TASK DIRECTIONS: Word for word, restate all of the entries.

•••••

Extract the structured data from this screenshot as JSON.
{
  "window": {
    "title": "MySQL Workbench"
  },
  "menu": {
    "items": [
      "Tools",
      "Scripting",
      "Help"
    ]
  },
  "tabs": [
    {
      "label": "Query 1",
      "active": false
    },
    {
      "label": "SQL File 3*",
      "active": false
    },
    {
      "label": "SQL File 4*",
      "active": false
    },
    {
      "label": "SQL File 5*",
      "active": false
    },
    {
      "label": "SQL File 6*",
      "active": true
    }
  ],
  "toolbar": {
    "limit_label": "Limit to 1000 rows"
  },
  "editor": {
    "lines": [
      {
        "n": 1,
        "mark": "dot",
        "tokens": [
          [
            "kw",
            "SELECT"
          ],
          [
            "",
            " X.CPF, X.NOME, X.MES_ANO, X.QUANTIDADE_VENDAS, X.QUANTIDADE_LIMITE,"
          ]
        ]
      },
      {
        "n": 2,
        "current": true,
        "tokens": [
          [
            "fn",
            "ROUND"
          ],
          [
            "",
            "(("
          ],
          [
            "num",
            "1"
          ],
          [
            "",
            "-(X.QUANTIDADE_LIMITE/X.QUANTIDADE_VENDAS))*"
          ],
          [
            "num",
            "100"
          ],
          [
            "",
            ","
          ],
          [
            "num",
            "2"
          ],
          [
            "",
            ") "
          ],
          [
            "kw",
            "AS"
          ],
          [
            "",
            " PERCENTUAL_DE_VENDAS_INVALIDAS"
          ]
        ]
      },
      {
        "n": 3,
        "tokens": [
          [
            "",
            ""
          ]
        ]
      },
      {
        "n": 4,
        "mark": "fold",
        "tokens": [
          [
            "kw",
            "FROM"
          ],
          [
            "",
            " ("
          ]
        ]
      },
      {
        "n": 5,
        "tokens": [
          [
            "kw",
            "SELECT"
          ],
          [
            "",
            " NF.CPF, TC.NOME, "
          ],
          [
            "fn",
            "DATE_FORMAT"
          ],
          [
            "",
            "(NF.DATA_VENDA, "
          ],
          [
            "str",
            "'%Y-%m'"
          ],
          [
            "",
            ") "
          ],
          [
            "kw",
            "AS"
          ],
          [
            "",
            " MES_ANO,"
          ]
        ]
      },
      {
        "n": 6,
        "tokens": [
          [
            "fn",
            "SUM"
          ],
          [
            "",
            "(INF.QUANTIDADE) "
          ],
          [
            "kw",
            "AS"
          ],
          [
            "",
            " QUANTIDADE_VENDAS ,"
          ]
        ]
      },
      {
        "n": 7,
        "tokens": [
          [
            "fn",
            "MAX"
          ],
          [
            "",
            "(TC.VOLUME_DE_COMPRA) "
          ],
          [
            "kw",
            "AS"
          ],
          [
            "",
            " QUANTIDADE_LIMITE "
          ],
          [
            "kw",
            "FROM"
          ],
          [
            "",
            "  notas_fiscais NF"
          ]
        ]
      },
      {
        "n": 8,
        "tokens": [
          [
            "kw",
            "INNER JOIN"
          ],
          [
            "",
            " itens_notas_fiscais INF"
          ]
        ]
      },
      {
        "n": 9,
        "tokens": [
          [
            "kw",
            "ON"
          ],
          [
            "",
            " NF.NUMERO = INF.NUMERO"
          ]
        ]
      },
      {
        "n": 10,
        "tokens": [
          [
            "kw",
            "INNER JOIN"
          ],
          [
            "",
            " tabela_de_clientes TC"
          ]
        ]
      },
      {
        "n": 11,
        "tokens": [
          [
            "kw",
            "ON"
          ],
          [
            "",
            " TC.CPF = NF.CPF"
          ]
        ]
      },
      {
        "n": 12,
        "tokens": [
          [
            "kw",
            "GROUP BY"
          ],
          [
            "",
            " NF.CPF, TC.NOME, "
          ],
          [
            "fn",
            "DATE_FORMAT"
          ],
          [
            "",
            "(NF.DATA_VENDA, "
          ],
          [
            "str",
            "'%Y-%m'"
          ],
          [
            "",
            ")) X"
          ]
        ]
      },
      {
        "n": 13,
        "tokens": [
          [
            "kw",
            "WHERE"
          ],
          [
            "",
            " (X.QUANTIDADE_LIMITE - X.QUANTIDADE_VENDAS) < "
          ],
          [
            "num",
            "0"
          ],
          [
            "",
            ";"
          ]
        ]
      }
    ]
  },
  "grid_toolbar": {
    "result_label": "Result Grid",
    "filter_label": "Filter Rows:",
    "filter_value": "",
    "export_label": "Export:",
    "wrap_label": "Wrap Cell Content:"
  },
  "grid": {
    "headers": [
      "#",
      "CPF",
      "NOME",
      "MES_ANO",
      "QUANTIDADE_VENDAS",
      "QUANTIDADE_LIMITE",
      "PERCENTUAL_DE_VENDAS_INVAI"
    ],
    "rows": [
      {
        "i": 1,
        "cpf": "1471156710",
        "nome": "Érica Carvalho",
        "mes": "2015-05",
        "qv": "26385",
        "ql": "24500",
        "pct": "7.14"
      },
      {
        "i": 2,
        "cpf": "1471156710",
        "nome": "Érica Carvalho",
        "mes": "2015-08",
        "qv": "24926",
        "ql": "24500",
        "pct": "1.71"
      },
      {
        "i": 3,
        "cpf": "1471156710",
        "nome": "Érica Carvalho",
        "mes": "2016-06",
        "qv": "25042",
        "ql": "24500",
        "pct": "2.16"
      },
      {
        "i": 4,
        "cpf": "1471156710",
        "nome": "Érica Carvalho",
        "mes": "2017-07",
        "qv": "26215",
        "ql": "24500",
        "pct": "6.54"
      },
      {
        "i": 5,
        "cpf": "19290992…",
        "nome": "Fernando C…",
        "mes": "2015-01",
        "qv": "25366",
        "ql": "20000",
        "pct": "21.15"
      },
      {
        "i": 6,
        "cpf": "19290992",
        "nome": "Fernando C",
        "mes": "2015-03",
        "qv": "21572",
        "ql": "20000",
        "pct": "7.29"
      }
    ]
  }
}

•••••

TASK OUTPUT:
Extract the structured data from this screenshot as JSON.
{
  "window": {
    "title": "MySQL Workbench"
  },
  "menu": {
    "items": [
      "Tools",
      "Scripting",
      "Help"
    ]
  },
  "tabs": [
    {
      "label": "Query 1",
      "active": false
    },
    {
      "label": "SQL File 3*",
      "active": false
    },
    {
      "label": "SQL File 4*",
      "active": false
    },
    {
      "label": "SQL File 5*",
      "active": false
    },
    {
      "label": "SQL File 6*",
      "active": true
    }
  ],
  "toolbar": {
    "limit_label": "Limit to 1000 rows"
  },
  "editor": {
    "lines": [
      {
        "n": 1,
        "mark": "dot",
        "tokens": [
          [
            "kw",
            "SELECT"
          ],
          [
            "",
            " X.CPF, X.NOME, X.MES_ANO, X.QUANTIDADE_VENDAS, X.QUANTIDADE_LIMITE,"
          ]
        ]
      },
      {
        "n": 2,
        "current": true,
        "tokens": [
          [
            "fn",
            "ROUND"
          ],
          [
            "",
            "(("
          ],
          [
            "num",
            "1"
          ],
          [
            "",
            "-(X.QUANTIDADE_LIMITE/X.QUANTIDADE_VENDAS))*"
          ],
          [
            "num",
            "100"
          ],
          [
            "",
            ","
          ],
          [
            "num",
            "2"
          ],
          [
            "",
            ") "
          ],
          [
            "kw",
            "AS"
          ],
          [
            "",
            " PERCENTUAL_DE_VENDAS_INVALIDAS"
          ]
        ]
      },
      {
        "n": 3,
        "tokens": [
          [
            "",
            ""
          ]
        ]
      },
      {
        "n": 4,
        "mark": "fold",
        "tokens": [
          [
            "kw",
            "FROM"
          ],
          [
            "",
            " ("
          ]
        ]
      },
      {
        "n": 5,
        "tokens": [
          [
            "kw",
            "SELECT"
          ],
          [
            "",
            " NF.CPF, TC.NOME, "
          ],
          [
            "fn",
            "DATE_FORMAT"
          ],
          [
            "",
            "(NF.DATA_VENDA, "
          ],
          [
            "str",
            "'%Y-%m'"
          ],
          [
            "",
            ") "
          ],
          [
            "kw",
            "AS"
          ],
          [
            "",
            " MES_ANO,"
          ]
        ]
      },
      {
        "n": 6,
        "tokens": [
          [
            "fn",
            "SUM"
          ],
          [
            "",
            "(INF.QUANTIDADE) "
          ],
          [
            "kw",
            "AS"
          ],
          [
            "",
            " QUANTIDADE_VENDAS ,"
          ]
        ]
      },
      {
        "n": 7,
        "tokens": [
          [
            "fn",
            "MAX"
          ],
          [
            "",
            "(TC.VOLUME_DE_COMPRA) "
          ],
          [
            "kw",
            "AS"
          ],
          [
            "",
            " QUANTIDADE_LIMITE "
          ],
          [
            "kw",
            "FROM"
          ],
          [
            "",
            "  notas_fiscais NF"
          ]
        ]
      },
      {
        "n": 8,
        "tokens": [
          [
            "kw",
            "INNER JOIN"
          ],
          [
            "",
            " itens_notas_fiscais INF"
          ]
        ]
      },
      {
        "n": 9,
        "tokens": [
          [
            "kw",
            "ON"
          ],
          [
            "",
            " NF.NUMERO = INF.NUMERO"
          ]
        ]
      },
      {
        "n": 10,
        "tokens": [
          [
            "kw",
            "INNER JOIN"
          ],
          [
            "",
            " tabela_de_clientes TC"
          ]
        ]
      },
      {
        "n": 11,
        "tokens": [
          [
            "kw",
            "ON"
          ],
          [
            "",
            " TC.CPF = NF.CPF"
          ]
        ]
      },
      {
        "n": 12,
        "tokens": [
          [
            "kw",
            "GROUP BY"
          ],
          [
            "",
            " NF.CPF, TC.NOME, "
          ],
          [
            "fn",
            "DATE_FORMAT"
          ],
          [
            "",
            "(NF.DATA_VENDA, "
          ],
          [
            "str",
            "'%Y-%m'"
          ],
          [
            "",
            ")) X"
          ]
        ]
      },
      {
        "n": 13,
        "tokens": [
          [
            "kw",
            "WHERE"
          ],
          [
            "",
            " (X.QUANTIDADE_LIMITE - X.QUANTIDADE_VENDAS) < "
          ],
          [
            "num",
            "0"
          ],
          [
            "",
            ";"
          ]
        ]
      }
    ]
  },
  "grid_toolbar": {
    "result_label": "Result Grid",
    "filter_label": "Filter Rows:",
    "filter_value": "",
    "export_label": "Export:",
    "wrap_label": "Wrap Cell Content:"
  },
  "grid": {
    "headers": [
      "#",
      "CPF",
      "NOME",
      "MES_ANO",
      "QUANTIDADE_VENDAS",
      "QUANTIDADE_LIMITE",
      "PERCENTUAL_DE_VENDAS_INVAI"
    ],
    "rows": [
      {
        "i": 1,
        "cpf": "1471156710",
        "nome": "Érica Carvalho",
        "mes": "2015-05",
        "qv": "26385",
        "ql": "24500",
        "pct": "7.14"
      },
      {
        "i": 2,
        "cpf": "1471156710",
        "nome": "Érica Carvalho",
        "mes": "2015-08",
        "qv": "24926",
        "ql": "24500",
        "pct": "1.71"
      },
      {
        "i": 3,
        "cpf": "1471156710",
        "nome": "Érica Carvalho",
        "mes": "2016-06",
        "qv": "25042",
        "ql": "24500",
        "pct": "2.16"
      },
      {
        "i": 4,
        "cpf": "1471156710",
        "nome": "Érica Carvalho",
        "mes": "2017-07",
        "qv": "26215",
        "ql": "24500",
        "pct": "6.54"
      },
      {
        "i": 5,
        "cpf": "19290992…",
        "nome": "Fernando C…",
        "mes": "2015-01",
        "qv": "25366",
        "ql": "20000",
        "pct": "21.15"
      },
      {
        "i": 6,
        "cpf": "19290992",
        "nome": "Fernando C",
        "mes": "2015-03",
        "qv": "21572",
        "ql": "20000",
        "pct": "7.29"
      }
    ]
  }
}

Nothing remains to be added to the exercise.